- PLoS One 2014; 9(7):e103778.
Pseudomonas aeruginosa can grow to very high-cell-density (HCD) during infection of the cystic fibrosis (CF) lung. Phosphatidylcholine (PC), the major component of lung surfactant, has been hypothesized to support HCD growth of P. aeruginosa in vivo. The phosphorylcholine headgroup, a glycerol molecule, and two long-chain fatty acids (FAs) are released by enzymatic cleavage of PC by bacterial phospholipase C and lipases. Three different bacterial pathways, the choline, glycerol, and fatty acid degradation pathways, are then involved in the degradation of these PC components. Here, we identified five potential FA degradation (Fad) related fadBA-operons (fadBA1-5, each encoding 3-hydroxyacyl-CoA dehydrogenase and acyl-CoA thiolase). Through mutagenesis and growth analyses, we showed that three (fadBA145) of the five fadBA-operons are dominant in medium-chain and long-chain Fad. The triple fadBA145 mutant also showed reduced ability to degrade PC in vitro. We have previously shown that by partially blocking Fad, via mutagenesis of fadBA5 and fadDs, we could significantly reduce the ability of P. aeruginosa to replicate on FA and PC in vitro, as well as in the mouse lung. However, no studies have assessed the ability of mutants, defective in choline and/or glycerol degradation in conjunction with Fad, to grow on PC or in vivo.
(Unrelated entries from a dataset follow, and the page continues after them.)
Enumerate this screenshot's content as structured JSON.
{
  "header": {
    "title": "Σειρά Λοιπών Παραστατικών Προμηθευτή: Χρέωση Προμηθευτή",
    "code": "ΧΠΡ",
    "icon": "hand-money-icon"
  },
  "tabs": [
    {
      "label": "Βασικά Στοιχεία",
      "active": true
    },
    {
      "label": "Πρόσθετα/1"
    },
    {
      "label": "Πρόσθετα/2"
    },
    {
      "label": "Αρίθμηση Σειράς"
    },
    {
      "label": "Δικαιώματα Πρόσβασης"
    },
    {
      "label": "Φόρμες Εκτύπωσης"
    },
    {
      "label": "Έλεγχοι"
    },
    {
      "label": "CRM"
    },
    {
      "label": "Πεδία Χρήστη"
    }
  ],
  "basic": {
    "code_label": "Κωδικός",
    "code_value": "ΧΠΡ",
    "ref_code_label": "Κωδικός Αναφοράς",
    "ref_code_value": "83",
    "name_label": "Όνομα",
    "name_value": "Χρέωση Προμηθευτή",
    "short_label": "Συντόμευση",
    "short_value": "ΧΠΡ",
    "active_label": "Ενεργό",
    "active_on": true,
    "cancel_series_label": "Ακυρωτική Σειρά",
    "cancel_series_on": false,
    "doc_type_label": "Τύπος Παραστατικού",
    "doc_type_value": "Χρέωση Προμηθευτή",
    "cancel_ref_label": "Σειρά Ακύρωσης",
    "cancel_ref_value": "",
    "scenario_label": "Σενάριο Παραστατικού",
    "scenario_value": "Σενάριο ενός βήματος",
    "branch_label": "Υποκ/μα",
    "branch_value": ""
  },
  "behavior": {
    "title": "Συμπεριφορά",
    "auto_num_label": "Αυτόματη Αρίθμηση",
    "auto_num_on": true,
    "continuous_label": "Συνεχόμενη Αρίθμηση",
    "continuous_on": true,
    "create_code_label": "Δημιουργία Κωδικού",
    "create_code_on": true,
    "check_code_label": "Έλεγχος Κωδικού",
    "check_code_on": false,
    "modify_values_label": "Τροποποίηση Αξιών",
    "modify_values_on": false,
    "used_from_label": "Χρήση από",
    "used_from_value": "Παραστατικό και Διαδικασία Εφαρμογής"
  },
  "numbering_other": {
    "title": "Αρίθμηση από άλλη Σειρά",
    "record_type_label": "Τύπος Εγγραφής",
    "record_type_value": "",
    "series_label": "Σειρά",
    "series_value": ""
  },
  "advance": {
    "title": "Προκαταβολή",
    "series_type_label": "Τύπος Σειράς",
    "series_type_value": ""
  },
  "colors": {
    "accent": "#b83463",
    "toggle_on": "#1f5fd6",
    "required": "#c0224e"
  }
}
Hence, we constructed additional mutants (ΔfadBA145ΔglpD, ΔfadBA145ΔbetAB, and ΔfadBA145ΔbetABΔglpD) significantly defective in the ability to degrade FA, choline, and glycerol and, therefore, PC. The analysis of these mutants in the BALB/c mouse lung infection model showed significant inability to utilize PC in vitro, resulted in decreased replication fitness and competitiveness in vivo compared to the complement strain, although there was little to no variation in typical virulence factor production (e.g., hemolysin, lipase, and protease levels). This further supports the hypothesis that lung surfactant PC serves as an important nutrient for P. aeruginosa during CF lung infection.